As they are acting on behalf of the controller, processors have similar requirements regarding the protection of data privacy. If the processor breaches GDPR, they will be treated as a controller and prosecuted.

There are some other legal requirements of data processors:

  • Comply with documented instructions as given by the controller
  • Maintain confidentiality and GDPR compliance
  • Ensure the controller has enough information to be GDPR-compliant
  • Ensure the security of data processing
  • Act on the decisions of the controller when processing data.

What happens if there’s been a breach?

In the unfortunate event of a data breach, the controller has just seventy-two hours after discovery of the breach to notify the relevant supervisory authority. If there is a delay in notifying the authority, this must be justified by the controller.

The controller should provide the supervisory authority with information regarding the nature of the breach, the type of data that has been breached, contact details of their DPO, the number of data subjects involved and their plan of action to mitigate any consequences.

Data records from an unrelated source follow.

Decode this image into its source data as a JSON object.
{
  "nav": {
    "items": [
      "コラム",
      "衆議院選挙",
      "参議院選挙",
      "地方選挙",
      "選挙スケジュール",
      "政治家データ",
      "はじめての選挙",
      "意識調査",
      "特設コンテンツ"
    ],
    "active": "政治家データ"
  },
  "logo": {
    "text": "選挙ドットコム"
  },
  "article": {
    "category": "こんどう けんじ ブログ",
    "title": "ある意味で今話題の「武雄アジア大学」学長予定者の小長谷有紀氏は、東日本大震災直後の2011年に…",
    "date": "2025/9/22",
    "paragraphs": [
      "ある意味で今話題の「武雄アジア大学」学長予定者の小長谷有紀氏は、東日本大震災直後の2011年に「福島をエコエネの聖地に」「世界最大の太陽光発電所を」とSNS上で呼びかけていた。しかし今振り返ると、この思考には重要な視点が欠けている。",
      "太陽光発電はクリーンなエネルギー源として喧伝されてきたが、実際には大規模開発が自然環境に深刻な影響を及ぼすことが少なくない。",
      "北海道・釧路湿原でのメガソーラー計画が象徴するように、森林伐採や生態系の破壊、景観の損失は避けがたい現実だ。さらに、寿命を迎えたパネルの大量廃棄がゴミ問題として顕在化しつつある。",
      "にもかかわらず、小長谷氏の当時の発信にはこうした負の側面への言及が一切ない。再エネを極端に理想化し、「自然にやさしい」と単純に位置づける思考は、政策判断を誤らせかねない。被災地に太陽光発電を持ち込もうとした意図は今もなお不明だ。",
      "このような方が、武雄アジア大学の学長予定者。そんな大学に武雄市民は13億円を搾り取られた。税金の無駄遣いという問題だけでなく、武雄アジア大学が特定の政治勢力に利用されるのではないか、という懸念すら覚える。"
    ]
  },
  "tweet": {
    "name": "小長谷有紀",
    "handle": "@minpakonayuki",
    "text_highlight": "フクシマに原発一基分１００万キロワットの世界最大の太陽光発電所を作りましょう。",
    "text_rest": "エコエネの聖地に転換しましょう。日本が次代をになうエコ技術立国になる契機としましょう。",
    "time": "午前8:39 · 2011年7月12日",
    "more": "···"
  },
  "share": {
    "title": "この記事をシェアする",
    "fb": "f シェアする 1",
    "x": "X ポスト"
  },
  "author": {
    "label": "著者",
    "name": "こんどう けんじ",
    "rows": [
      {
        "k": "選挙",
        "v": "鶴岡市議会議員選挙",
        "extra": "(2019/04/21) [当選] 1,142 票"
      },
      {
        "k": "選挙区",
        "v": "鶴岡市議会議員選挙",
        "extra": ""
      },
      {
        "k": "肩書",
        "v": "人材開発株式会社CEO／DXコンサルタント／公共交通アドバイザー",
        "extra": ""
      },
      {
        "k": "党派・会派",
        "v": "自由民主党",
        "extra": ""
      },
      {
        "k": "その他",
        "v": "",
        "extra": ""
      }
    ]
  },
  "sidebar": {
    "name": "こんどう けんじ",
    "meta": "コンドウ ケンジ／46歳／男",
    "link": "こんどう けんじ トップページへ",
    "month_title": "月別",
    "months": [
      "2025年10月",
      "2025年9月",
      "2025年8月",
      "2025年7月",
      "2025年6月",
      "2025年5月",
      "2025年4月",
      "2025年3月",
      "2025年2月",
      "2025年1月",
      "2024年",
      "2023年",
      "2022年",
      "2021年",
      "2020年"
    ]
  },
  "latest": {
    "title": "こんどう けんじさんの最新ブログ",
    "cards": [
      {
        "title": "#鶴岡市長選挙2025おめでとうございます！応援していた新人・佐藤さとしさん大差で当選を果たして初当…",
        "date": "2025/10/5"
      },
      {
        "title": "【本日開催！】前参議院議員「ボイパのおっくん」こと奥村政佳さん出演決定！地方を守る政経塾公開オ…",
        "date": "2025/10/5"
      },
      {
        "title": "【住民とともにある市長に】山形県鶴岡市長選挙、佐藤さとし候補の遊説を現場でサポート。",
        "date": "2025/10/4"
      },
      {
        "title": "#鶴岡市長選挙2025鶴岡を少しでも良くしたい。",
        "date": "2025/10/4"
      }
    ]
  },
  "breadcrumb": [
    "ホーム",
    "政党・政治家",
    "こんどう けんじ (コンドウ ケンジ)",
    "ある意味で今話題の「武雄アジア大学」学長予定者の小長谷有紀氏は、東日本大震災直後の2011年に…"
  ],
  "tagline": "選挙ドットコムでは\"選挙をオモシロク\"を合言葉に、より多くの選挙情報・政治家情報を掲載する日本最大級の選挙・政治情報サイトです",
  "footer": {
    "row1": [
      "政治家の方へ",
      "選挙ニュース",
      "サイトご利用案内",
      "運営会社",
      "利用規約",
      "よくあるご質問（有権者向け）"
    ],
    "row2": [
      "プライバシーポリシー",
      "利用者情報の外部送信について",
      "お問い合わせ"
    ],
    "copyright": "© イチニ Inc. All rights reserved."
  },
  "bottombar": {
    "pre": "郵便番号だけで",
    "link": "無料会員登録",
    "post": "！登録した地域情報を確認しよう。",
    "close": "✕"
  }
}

Of course, the controller also has a duty to notify the data subject of the breach. This should also be done without delay, especially if it concerns the rights of the data subject. In clear language, the same information must be provided to the data subject as to the supervisory authority. If, however, it is deemed that appropriate measures have been implemented to protect the data (e.g. it has been encrypted) or that the effort to notify is disproportionate, the controller is exempt from notifying the data subject.

What are the penalties of GDPR non-compliance?

GDPR would have little authority if there were no negative consequences of non-compliance. If a breach occurs, or other damages result from data processing, it is the controller that is legally liable. If the data subject has suffered as a consequence of the controller’s actions, they retain the right to seek compensation for said damages.

GDPR infringement attracts large fines: €10-20 million, or 2-4% of the controller’s financial turnover based on the previous year. GDPR lays out the limits for fines, but it is down to the discretion of the supervisory authority to decide how much should be paid for specific violations. The fine should not be excessive, when considering the nature of the violation, but it should also be sufficiently dissuasive.

Some breaches may also lead to legal action being taken against the controller. These will usually take place in the place where the effected data subject has residency, even if the controller technically has no physical establishment in that country.


After a grace period stretching two years, GDPR has finally become law. It is now imperative that all organisations are familiar with the new regulations and have adapted their practices accordingly. GDPR awards new rights to data subjects, as well as giving more responsibilities to controllers and processors. The latter parties must do their utmost to protect personal data, as well as helping data subjects exercise their rights.

However, even recently, many controllers said they felt ill-equipped to deal with changing legislation. It is advised they conduct thorough audits to check whether they are GDPR-compliant and thus avoid hefty fines. Some questions to consider include:

  • Who deals with personal data within the organisation?
  • How are data physically safeguarded?
  • How are data safeguarded from an administrative standpoint?
  • What kind of data is collected? How?
  • How can we inform data subjects of their rights?

By considering these questions, amongst others, controllers can take a step towards being GDPR-ready.